A special case is represented by the international treaties regarding the human rights. In this respect, the Constitution of Romania stipulates that the constitutional dispoitions regarding the human rights and liberties shall be interpreted and applied in accordance with the Universal Declaration of Human Rights, the coventions and other treaties in which Romania is part. If there are inconsistencies between the conventions and treaties on fundamental human rights to which Romania is party, and the national laws, international regulations shall prevail, unless the Constitution of Romania or the national laws contains more favorable dispositions.
In conclusion, the judge from Romania, who became now – after January 1, 2007 – a judge in the European Community, has the obligation to apply directly the European law, in case of incompatibility between the national law and the international law, under the principle of direct effect and supremacy of the European legislation.

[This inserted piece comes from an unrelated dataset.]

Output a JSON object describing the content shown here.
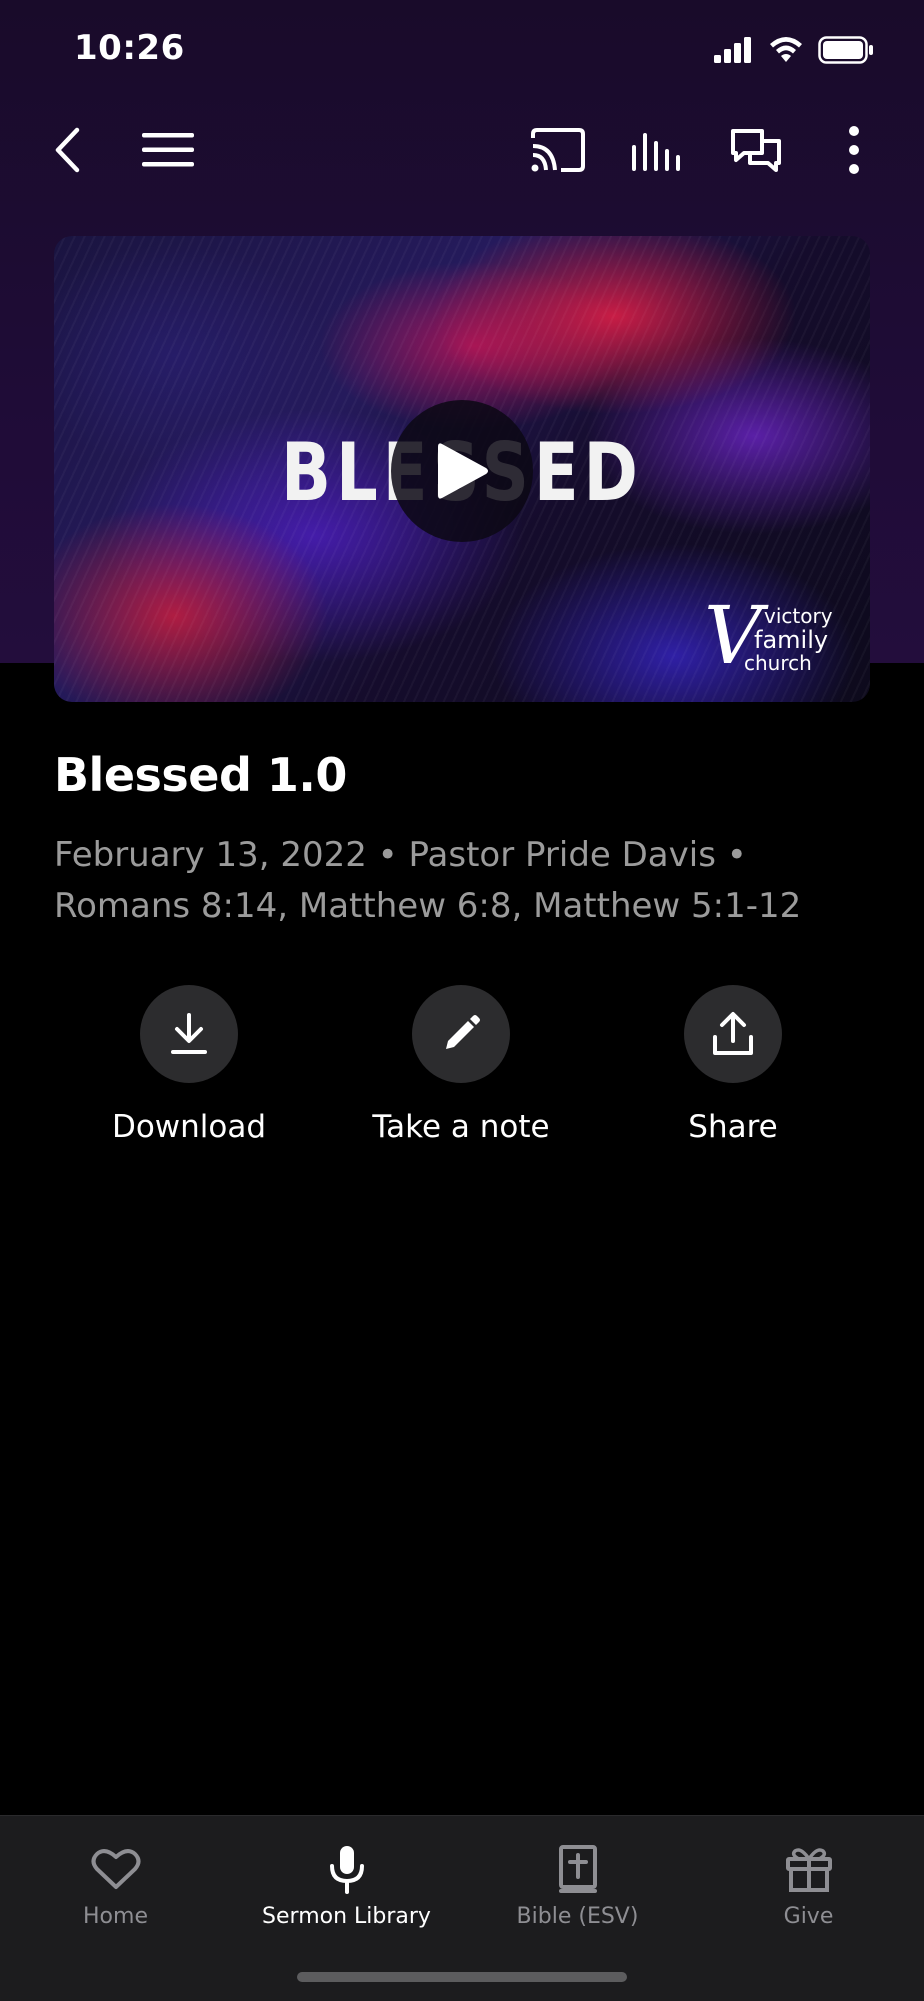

Thus, any national court has the obligation to apply the European law, in each case under its jurisdiction, in its entirety and protect the rights which it confers to citizens and therefore, it is prohibited to apply any dispositions of national law which could come in conflict with the European law, either before or after entry into force of the respective international regulation.